Component data from apps and pages
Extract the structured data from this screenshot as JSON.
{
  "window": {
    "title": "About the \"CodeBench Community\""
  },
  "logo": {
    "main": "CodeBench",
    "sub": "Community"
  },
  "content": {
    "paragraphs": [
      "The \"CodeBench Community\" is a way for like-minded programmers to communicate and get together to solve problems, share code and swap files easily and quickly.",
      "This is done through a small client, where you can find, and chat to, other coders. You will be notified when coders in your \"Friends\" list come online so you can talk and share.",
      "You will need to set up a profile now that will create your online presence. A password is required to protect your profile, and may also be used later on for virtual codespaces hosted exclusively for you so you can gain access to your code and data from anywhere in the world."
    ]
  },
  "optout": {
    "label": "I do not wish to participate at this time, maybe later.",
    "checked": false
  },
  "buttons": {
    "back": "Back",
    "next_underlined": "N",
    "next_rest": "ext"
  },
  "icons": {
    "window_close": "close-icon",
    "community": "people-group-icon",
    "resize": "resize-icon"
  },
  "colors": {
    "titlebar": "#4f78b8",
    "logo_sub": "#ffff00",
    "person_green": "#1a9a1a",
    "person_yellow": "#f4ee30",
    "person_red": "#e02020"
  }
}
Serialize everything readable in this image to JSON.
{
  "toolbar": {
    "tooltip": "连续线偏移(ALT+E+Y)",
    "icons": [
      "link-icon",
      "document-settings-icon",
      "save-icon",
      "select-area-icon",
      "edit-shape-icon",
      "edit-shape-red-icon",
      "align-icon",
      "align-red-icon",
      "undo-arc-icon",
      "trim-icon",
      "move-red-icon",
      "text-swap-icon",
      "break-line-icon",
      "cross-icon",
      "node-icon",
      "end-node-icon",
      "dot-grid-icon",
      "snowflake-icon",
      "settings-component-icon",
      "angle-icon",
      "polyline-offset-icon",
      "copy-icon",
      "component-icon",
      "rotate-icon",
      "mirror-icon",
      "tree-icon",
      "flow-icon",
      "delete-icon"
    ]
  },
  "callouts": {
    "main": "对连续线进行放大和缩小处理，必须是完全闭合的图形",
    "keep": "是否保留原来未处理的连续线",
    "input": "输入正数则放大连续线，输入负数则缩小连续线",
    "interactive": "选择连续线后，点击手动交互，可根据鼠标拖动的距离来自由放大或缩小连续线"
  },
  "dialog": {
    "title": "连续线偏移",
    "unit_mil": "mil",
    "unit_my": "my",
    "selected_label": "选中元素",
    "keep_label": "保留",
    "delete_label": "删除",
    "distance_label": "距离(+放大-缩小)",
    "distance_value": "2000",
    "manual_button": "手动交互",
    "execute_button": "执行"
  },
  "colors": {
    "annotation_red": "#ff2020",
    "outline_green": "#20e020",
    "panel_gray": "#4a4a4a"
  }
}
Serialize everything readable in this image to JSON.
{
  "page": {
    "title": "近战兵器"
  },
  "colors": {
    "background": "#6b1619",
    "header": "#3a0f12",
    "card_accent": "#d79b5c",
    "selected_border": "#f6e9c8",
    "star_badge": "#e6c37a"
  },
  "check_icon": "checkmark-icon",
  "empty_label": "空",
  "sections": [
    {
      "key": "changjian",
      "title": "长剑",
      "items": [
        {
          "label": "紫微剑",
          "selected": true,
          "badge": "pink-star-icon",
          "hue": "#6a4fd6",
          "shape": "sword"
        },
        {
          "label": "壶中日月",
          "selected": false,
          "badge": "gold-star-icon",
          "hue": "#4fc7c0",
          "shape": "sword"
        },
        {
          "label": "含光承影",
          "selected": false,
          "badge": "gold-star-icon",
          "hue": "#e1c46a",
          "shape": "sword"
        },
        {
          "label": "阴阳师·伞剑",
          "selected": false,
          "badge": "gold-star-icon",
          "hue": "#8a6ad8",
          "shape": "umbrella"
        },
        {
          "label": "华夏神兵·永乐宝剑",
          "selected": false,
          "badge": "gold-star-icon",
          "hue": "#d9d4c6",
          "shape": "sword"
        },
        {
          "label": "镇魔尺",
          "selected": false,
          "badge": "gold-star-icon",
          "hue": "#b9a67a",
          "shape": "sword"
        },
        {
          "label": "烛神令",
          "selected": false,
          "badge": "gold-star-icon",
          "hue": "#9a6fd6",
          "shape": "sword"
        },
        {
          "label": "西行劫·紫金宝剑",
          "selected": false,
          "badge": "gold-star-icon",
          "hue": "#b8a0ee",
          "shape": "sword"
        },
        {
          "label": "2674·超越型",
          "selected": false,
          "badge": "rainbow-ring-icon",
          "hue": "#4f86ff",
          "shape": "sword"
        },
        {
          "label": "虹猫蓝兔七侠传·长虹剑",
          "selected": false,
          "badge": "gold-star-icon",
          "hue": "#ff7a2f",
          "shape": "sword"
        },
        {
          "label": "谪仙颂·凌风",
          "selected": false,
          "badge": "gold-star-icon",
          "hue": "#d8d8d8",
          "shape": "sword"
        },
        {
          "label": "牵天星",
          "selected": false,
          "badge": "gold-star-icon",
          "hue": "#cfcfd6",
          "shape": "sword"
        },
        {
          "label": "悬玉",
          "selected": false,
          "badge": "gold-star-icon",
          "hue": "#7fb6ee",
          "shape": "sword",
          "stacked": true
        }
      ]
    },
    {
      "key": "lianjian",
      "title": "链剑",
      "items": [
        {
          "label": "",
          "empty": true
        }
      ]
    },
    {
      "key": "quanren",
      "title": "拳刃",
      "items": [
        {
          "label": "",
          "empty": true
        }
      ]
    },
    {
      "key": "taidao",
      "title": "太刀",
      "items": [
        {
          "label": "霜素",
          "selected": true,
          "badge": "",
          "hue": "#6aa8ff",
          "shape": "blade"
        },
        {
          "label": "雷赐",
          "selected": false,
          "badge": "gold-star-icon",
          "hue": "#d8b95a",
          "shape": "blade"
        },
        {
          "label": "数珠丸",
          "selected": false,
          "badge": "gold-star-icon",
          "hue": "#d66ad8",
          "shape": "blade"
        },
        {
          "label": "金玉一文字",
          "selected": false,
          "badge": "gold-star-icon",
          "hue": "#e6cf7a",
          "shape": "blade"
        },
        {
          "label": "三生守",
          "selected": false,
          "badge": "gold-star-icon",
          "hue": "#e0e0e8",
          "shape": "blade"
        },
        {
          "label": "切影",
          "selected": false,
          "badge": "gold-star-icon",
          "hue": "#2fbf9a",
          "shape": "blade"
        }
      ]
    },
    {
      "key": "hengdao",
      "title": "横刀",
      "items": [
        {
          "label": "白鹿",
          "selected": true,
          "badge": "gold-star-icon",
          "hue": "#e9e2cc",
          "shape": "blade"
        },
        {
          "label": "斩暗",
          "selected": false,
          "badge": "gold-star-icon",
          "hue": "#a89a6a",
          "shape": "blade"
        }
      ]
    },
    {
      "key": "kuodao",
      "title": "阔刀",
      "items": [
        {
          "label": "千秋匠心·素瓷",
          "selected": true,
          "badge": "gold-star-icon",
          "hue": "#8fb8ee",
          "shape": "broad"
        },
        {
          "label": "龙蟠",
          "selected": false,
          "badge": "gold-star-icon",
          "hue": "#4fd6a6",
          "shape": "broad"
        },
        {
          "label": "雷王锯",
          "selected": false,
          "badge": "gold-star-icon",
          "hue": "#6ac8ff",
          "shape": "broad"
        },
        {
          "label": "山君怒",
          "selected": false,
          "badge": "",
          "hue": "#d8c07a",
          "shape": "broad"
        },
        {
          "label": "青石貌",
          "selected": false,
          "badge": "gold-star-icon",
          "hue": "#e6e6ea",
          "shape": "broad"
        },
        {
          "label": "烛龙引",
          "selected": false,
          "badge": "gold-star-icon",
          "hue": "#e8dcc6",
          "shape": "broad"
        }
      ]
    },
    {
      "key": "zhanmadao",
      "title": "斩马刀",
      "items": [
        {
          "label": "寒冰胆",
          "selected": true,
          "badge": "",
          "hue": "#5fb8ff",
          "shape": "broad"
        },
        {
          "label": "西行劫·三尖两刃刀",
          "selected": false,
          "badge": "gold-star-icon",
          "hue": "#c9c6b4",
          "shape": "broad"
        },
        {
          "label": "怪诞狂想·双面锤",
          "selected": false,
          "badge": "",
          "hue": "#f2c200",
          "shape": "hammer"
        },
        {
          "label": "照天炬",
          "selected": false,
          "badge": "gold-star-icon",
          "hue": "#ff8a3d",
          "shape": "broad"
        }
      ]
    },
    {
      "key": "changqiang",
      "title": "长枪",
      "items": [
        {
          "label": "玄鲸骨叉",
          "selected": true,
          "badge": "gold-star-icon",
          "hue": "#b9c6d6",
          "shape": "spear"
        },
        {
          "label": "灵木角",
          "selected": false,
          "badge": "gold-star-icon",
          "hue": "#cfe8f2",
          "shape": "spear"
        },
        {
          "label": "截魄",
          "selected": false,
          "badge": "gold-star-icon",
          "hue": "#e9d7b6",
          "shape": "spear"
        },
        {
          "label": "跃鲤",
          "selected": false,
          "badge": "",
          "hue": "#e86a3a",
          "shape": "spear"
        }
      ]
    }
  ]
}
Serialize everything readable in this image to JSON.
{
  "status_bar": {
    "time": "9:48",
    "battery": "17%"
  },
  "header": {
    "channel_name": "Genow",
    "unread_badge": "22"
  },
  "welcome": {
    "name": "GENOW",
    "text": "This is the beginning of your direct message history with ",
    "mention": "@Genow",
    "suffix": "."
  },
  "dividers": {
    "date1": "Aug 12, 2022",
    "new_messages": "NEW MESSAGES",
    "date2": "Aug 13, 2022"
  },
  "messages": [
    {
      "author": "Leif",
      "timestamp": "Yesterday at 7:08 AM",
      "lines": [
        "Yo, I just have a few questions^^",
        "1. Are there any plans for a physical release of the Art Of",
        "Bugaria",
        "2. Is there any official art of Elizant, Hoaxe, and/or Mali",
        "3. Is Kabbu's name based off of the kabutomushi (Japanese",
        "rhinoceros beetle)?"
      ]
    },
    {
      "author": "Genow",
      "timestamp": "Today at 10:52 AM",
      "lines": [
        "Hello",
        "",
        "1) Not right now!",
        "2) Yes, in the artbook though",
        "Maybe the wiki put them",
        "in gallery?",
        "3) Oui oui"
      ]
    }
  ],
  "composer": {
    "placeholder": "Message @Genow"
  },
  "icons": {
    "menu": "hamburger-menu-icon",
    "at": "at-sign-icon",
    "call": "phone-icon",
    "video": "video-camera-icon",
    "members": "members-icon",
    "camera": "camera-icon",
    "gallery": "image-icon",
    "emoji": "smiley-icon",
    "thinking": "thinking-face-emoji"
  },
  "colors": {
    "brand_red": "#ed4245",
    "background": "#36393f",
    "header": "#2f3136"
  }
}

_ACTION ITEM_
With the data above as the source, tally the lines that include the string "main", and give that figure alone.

_OUTPUT FOR THIS EXERCISE_
2